Extracted entries below:

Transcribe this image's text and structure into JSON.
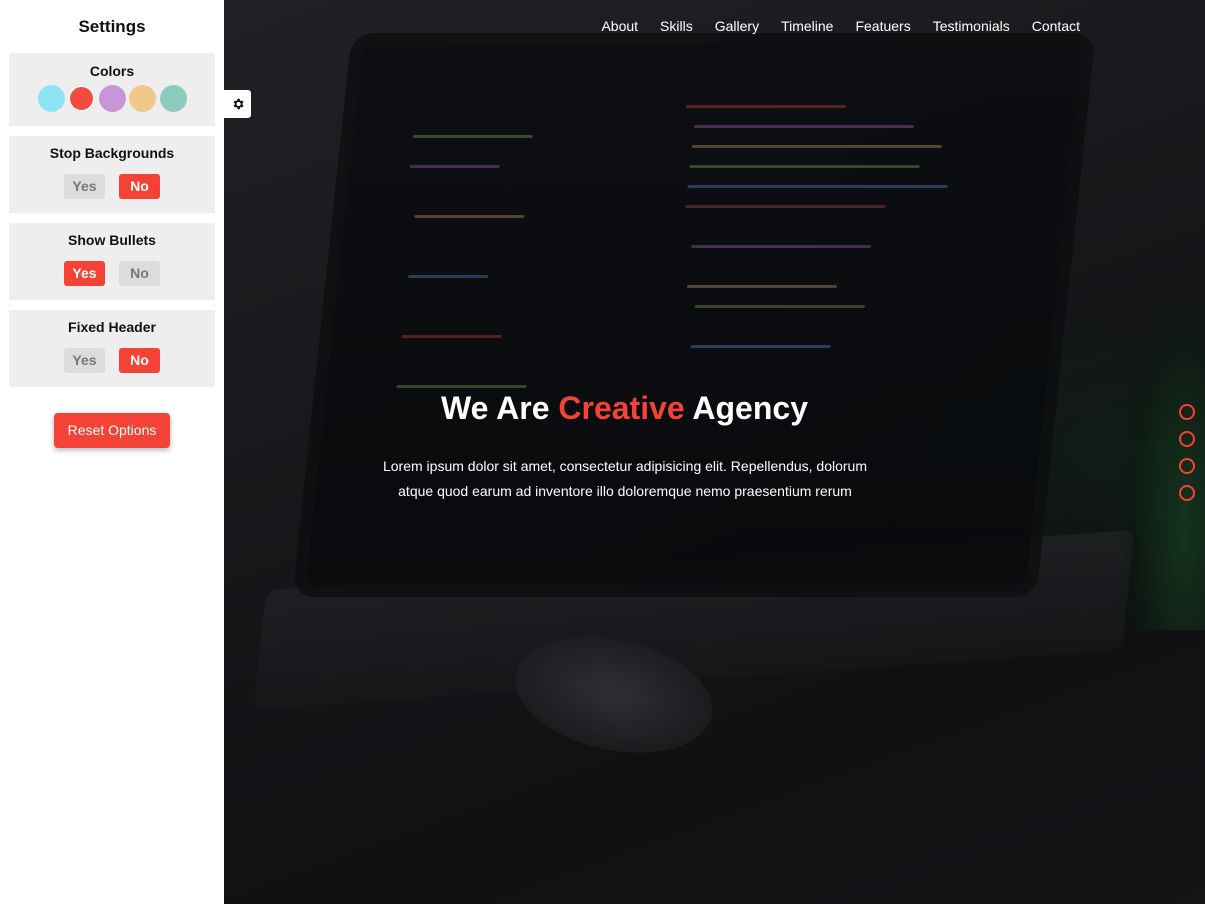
{
  "settings": {
    "title": "Settings",
    "colors": {
      "label": "Colors",
      "swatches": [
        "#8ee3f5",
        "#f44336",
        "#c896d8",
        "#f2c88a",
        "#8ec9bd"
      ],
      "active": "#f44336"
    },
    "stop_backgrounds": {
      "label": "Stop Backgrounds",
      "yes": "Yes",
      "no": "No",
      "selected": "No"
    },
    "show_bullets": {
      "label": "Show Bullets",
      "yes": "Yes",
      "no": "No",
      "selected": "Yes"
    },
    "fixed_header": {
      "label": "Fixed Header",
      "yes": "Yes",
      "no": "No",
      "selected": "No"
    },
    "reset_label": "Reset Options",
    "toggle_icon": "gear-icon"
  },
  "nav": {
    "items": [
      "About",
      "Skills",
      "Gallery",
      "Timeline",
      "Featuers",
      "Testimonials",
      "Contact"
    ]
  },
  "hero": {
    "title_part1": "We Are ",
    "title_accent": "Creative",
    "title_part2": " Agency",
    "text": "Lorem ipsum dolor sit amet, consectetur adipisicing elit. Repellendus, dolorum atque quod earum ad inventore illo doloremque nemo praesentium rerum",
    "accent_color": "#f44336"
  },
  "bullets": {
    "count": 4
  }
}
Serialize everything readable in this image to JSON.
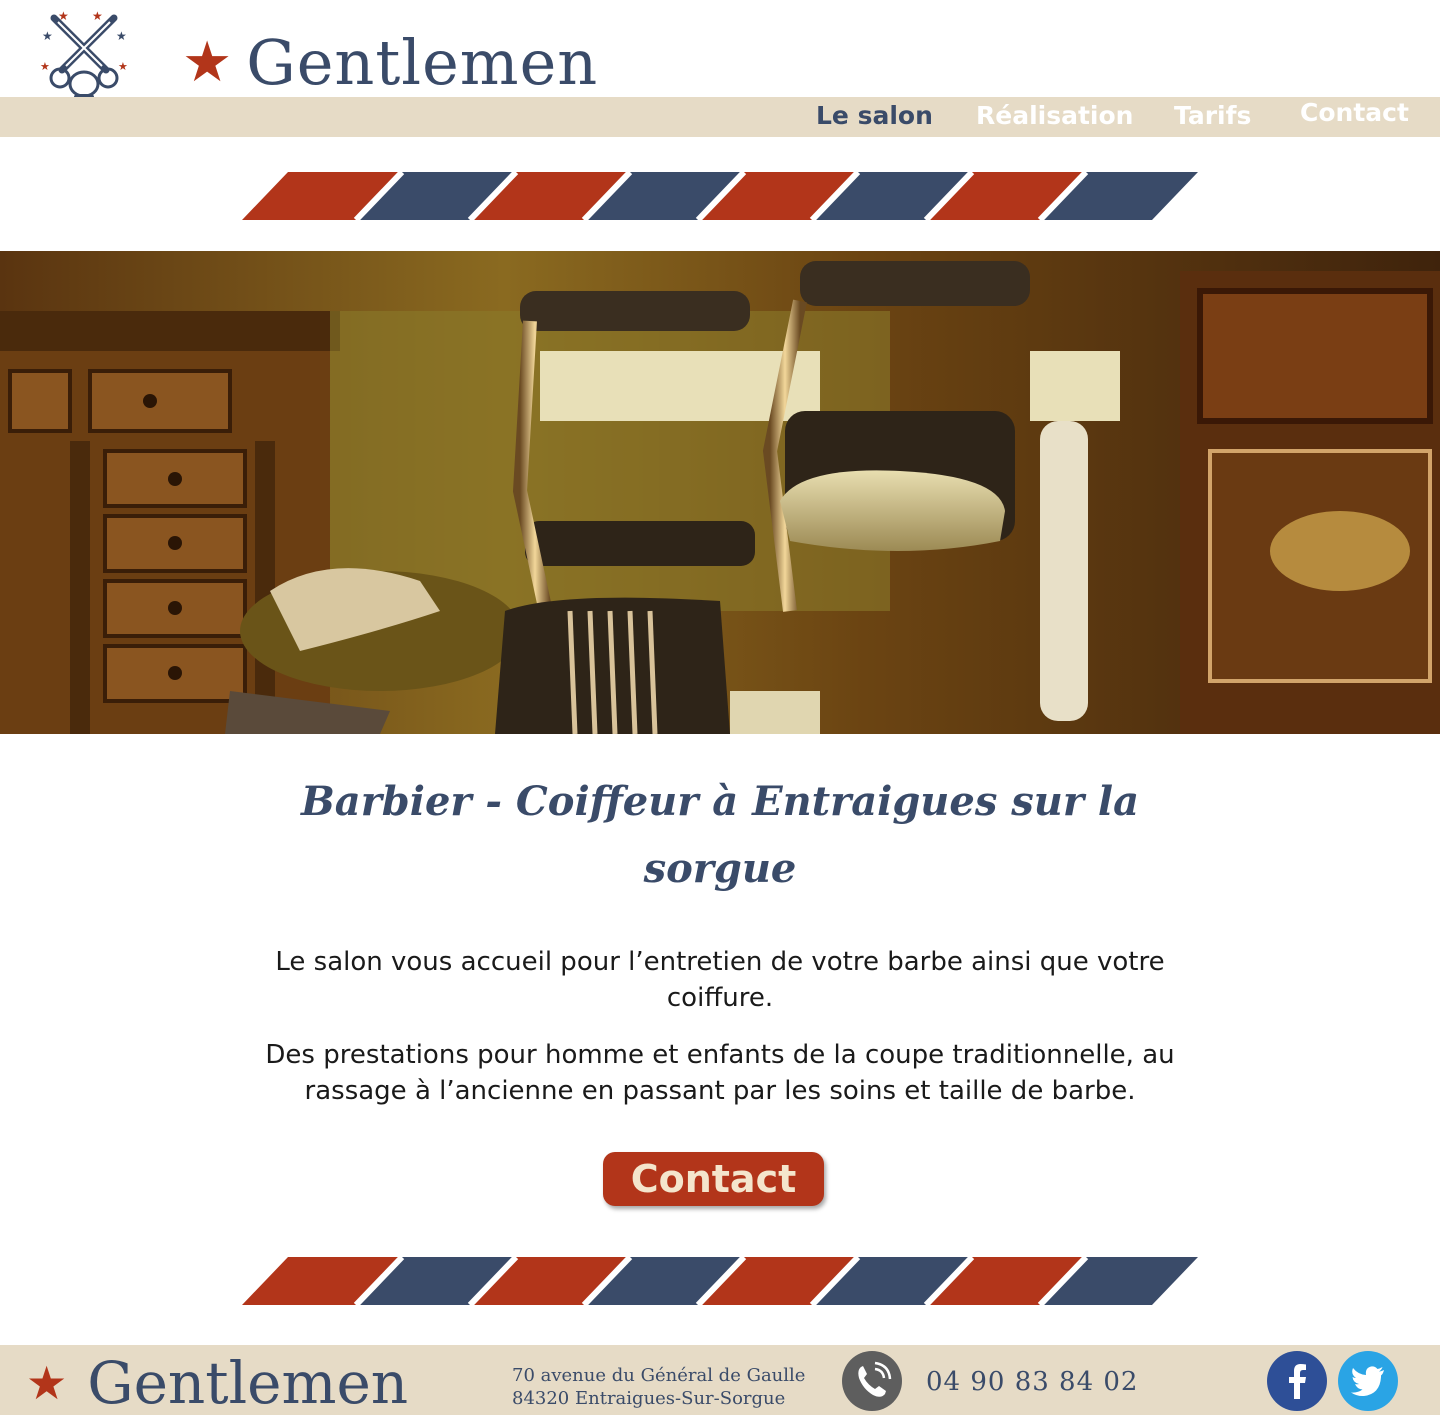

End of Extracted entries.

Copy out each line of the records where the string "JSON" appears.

* [Answer for the task]
Transcribe this image's text and structure into JSON.
Serialize everything readable in this image to JSON.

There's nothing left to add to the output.